ABOUT THIS TASK: Reproduce the records below exactly as they appear, omitting any pictures they contain.

══════════════════════════════

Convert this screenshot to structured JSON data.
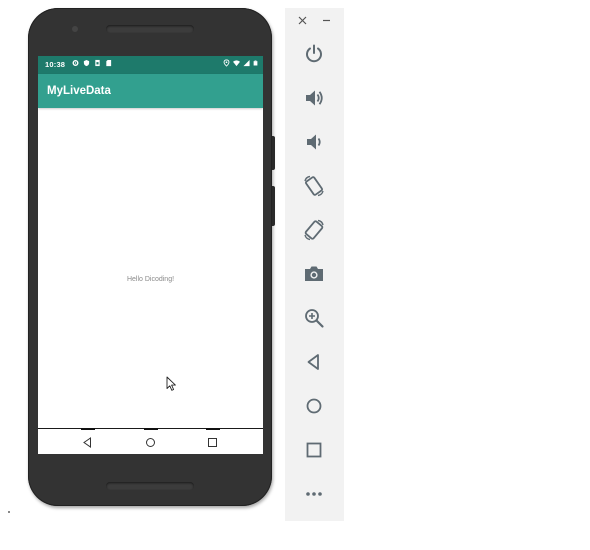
{
  "status_bar": {
    "time": "10:38",
    "icons_left": [
      "gear-icon",
      "shield-icon",
      "sim-icon",
      "sd-card-icon"
    ],
    "icons_right": [
      "location-icon",
      "wifi-icon",
      "signal-icon",
      "battery-icon"
    ]
  },
  "app_bar": {
    "title": "MyLiveData",
    "color": "#32a08f",
    "status_color": "#1e7a6b"
  },
  "content": {
    "text": "Hello Dicoding!"
  },
  "nav_bar": {
    "buttons": [
      "back-icon",
      "home-icon",
      "recents-icon"
    ]
  },
  "emulator_toolbar": {
    "window_controls": [
      "close-icon",
      "minimize-icon"
    ],
    "buttons": [
      "power-icon",
      "volume-up-icon",
      "volume-down-icon",
      "rotate-left-icon",
      "rotate-right-icon",
      "camera-icon",
      "zoom-icon",
      "back-icon",
      "home-icon",
      "overview-icon",
      "more-icon"
    ]
  }
}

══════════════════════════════

REPLY TO THE EXERCISE:
Convert this screenshot to structured JSON data.
{
  "status_bar": {
    "time": "10:38",
    "icons_left": [
      "gear-icon",
      "shield-icon",
      "sim-icon",
      "sd-card-icon"
    ],
    "icons_right": [
      "location-icon",
      "wifi-icon",
      "signal-icon",
      "battery-icon"
    ]
  },
  "app_bar": {
    "title": "MyLiveData",
    "color": "#32a08f",
    "status_color": "#1e7a6b"
  },
  "content": {
    "text": "Hello Dicoding!"
  },
  "nav_bar": {
    "buttons": [
      "back-icon",
      "home-icon",
      "recents-icon"
    ]
  },
  "emulator_toolbar": {
    "window_controls": [
      "close-icon",
      "minimize-icon"
    ],
    "buttons": [
      "power-icon",
      "volume-up-icon",
      "volume-down-icon",
      "rotate-left-icon",
      "rotate-right-icon",
      "camera-icon",
      "zoom-icon",
      "back-icon",
      "home-icon",
      "overview-icon",
      "more-icon"
    ]
  }
}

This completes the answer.